Google has launched its chat app Allo, which differentiates from other messenger apps by using artificial intelligence (AI) to assist within user conversations.
The AI tool, referred to as Google Assistant, leverages all of Google’s power in storing and finding out information. This means two friends having a chat about a restaurant can, for example, instantly find out where the closest burger joint is without the need to close their chat window.
This capability has faced early criticism after it emerged Allo’s integration with Google’s AI tech requires messages to be sent without end-to-end encryption.
Back in May, Google pledged that rather than keeping messages forever, Allo would stored them “transiently” – ensuring that full chat logs were quickly deleted and also stored anonymously. Yet today’s launch clearly shows it has backtracked on these features.

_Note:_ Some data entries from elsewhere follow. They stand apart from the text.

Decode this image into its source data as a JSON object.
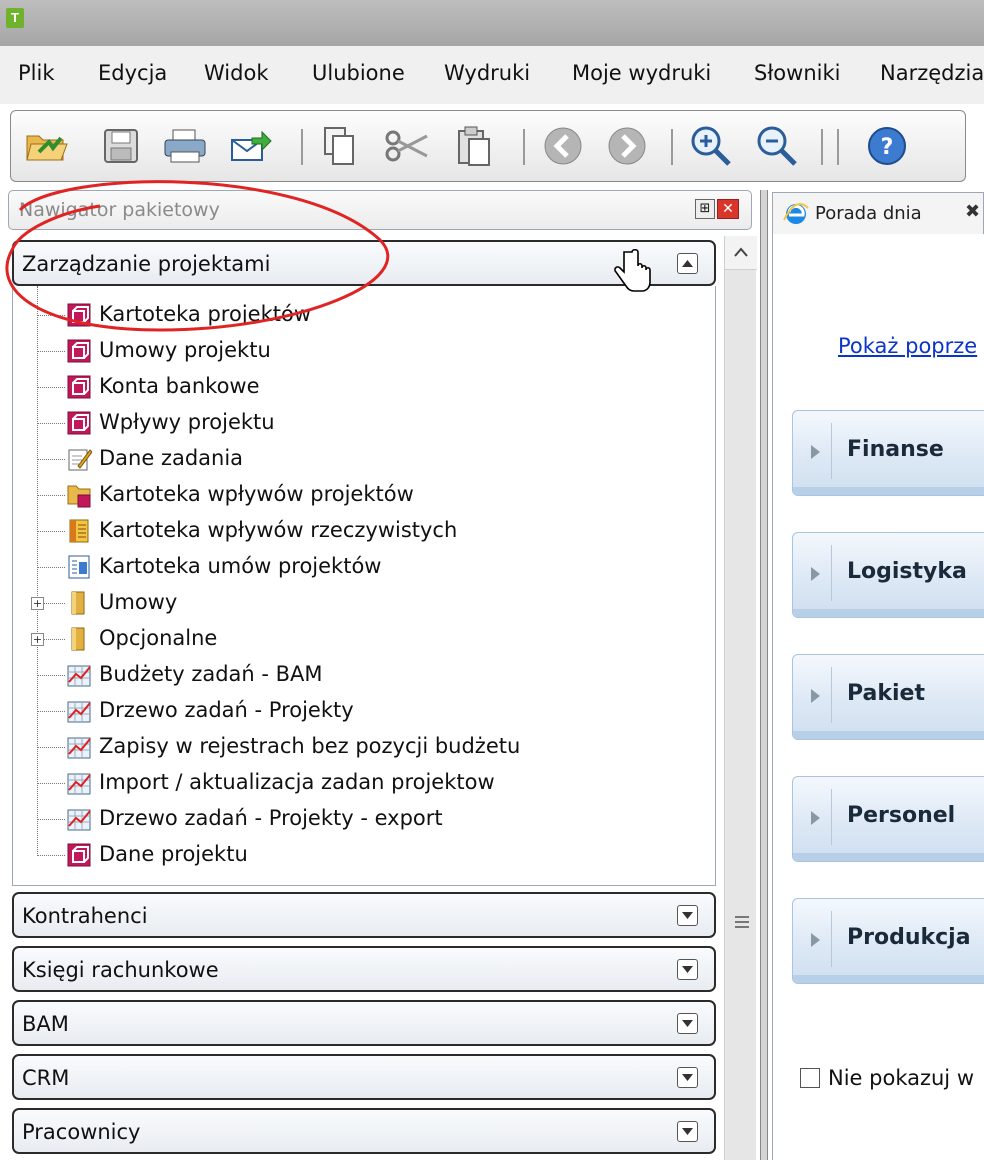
{
  "titlebar": {
    "app_icon": "T"
  },
  "menu": {
    "items": [
      "Plik",
      "Edycja",
      "Widok",
      "Ulubione",
      "Wydruki",
      "Moje wydruki",
      "Słowniki",
      "Narzędzia"
    ]
  },
  "toolbar": {
    "buttons": [
      "open-folder-icon",
      "save-icon",
      "print-icon",
      "send-icon",
      "copy-icon",
      "cut-icon",
      "paste-icon",
      "back-icon",
      "forward-icon",
      "zoom-in-icon",
      "zoom-out-icon",
      "help-icon"
    ]
  },
  "navigator": {
    "title": "Nawigator pakietowy",
    "active_section": "Zarządzanie projektami",
    "tree": [
      {
        "label": "Kartoteka projektów",
        "icon": "form-icon"
      },
      {
        "label": "Umowy projektu",
        "icon": "form-icon"
      },
      {
        "label": "Konta bankowe",
        "icon": "form-icon"
      },
      {
        "label": "Wpływy projektu",
        "icon": "form-icon"
      },
      {
        "label": "Dane zadania",
        "icon": "edit-document-icon"
      },
      {
        "label": "Kartoteka wpływów projektów",
        "icon": "folder-form-icon"
      },
      {
        "label": "Kartoteka wpływów rzeczywistych",
        "icon": "ledger-icon"
      },
      {
        "label": "Kartoteka umów projektów",
        "icon": "contract-list-icon"
      },
      {
        "label": "Umowy",
        "icon": "folder-icon"
      },
      {
        "label": "Opcjonalne",
        "icon": "folder-icon"
      },
      {
        "label": "Budżety zadań - BAM",
        "icon": "chart-icon"
      },
      {
        "label": "Drzewo zadań - Projekty",
        "icon": "chart-icon"
      },
      {
        "label": "Zapisy w rejestrach bez pozycji budżetu",
        "icon": "chart-icon"
      },
      {
        "label": "Import / aktualizacja zadan projektow",
        "icon": "chart-icon"
      },
      {
        "label": "Drzewo zadań - Projekty - export",
        "icon": "chart-icon"
      },
      {
        "label": "Dane projektu",
        "icon": "form-icon"
      }
    ],
    "sections": [
      "Kontrahenci",
      "Księgi rachunkowe",
      "BAM",
      "CRM",
      "Pracownicy"
    ]
  },
  "right_panel": {
    "tab_label": "Porada dnia",
    "link": "Pokaż poprze",
    "categories": [
      "Finanse",
      "Logistyka",
      "Pakiet",
      "Personel",
      "Produkcja"
    ],
    "checkbox_label": "Nie pokazuj w"
  }
}
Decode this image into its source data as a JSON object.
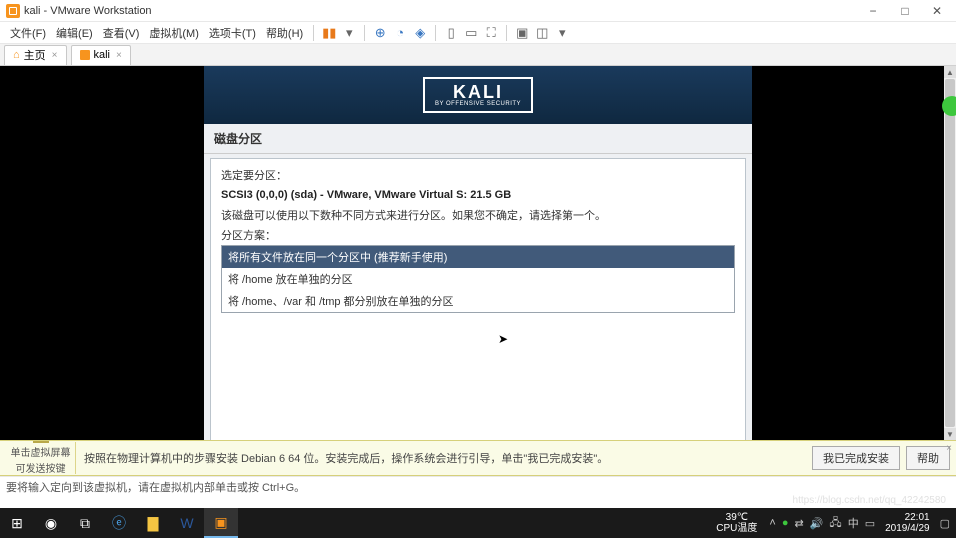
{
  "window": {
    "title": "kali - VMware Workstation"
  },
  "menubar": {
    "items": [
      "文件(F)",
      "编辑(E)",
      "查看(V)",
      "虚拟机(M)",
      "选项卡(T)",
      "帮助(H)"
    ]
  },
  "tabs": {
    "home": "主页",
    "vm": "kali"
  },
  "installer": {
    "logo_main": "KALI",
    "logo_sub": "BY OFFENSIVE SECURITY",
    "section_title": "磁盘分区",
    "prompt": "选定要分区：",
    "disk": "SCSI3 (0,0,0) (sda) - VMware, VMware Virtual S: 21.5 GB",
    "desc": "该磁盘可以使用以下数种不同方式来进行分区。如果您不确定，请选择第一个。",
    "scheme_label": "分区方案：",
    "options": [
      "将所有文件放在同一个分区中 (推荐新手使用)",
      "将 /home 放在单独的分区",
      "将 /home、/var 和 /tmp 都分别放在单独的分区"
    ],
    "selected": 0
  },
  "help_bar": {
    "icon_text1": "单击虚拟屏幕",
    "icon_text2": "可发送按键",
    "message": "按照在物理计算机中的步骤安装 Debian 6 64 位。安装完成后，操作系统会进行引导，单击\"我已完成安装\"。",
    "done_btn": "我已完成安装",
    "help_btn": "帮助"
  },
  "statusline": {
    "text": "要将输入定向到该虚拟机，请在虚拟机内部单击或按 Ctrl+G。"
  },
  "taskbar": {
    "temp_val": "39℃",
    "temp_label": "CPU温度",
    "clock_time": "22:01",
    "clock_date": "2019/4/29"
  },
  "watermark": "https://blog.csdn.net/qq_42242580"
}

Will Allo be a success?
Experts appear to be split on whether Allo will be a success. Tom Ollerton, innovation director at We Are Social, says the AI features shows Google is “ahead of the game”.
He explains: “The real innovation is AI services being embedded into the chat. Allo knows what you are talking about and integrates Google services into your chat, such as recommendations and directions.
“We’ve seen similar AI integration with different bots in Slack and Skype, but Google has really got ahead of the game with this while Facebook remains fixated on winning the chatbot commerce battle.
“In the future it will be commonplace for automated assistants to be present in our conversations, and Allo is the first example for consumers to try out.”
Tom Ollerton, innovation director, We Are Social
However Tony Wright, a strategist at DigitasLBi, isn’t convinced features such as AI and predictive messaging will be enough to steal users from WhatsApp, which boasts more than one billion monthly active users.
“There are countless apps on most people’s phones already. It’s hard to see why someone would want to add another never-ending stream of notifications and messages to their life,” he explains. “It’s definitely in part a reaction to what the likes of Facebook are doing with messaging apps. But Google’s famous for failing numerous times to crack social, which they proved with Google Plus, so I can’t see users rushing to Allo.”
Appealing to brands
Wright believes Allo will offer value for marketers but says the success of the new app will rest completely on how well it will integrates with other Google products.
He concludes: “I imagine at some point brands will have the opportunity to pay for coverage in the AI’s responses to people’s questions about travel arrangements, hotel bookings etc.
“Google loves to integrate its products into one another, so there’ll be some sort of search, PPC equivalent within its app products at some point perhaps.”
Will Allo be a success? Let us know in the comments section below.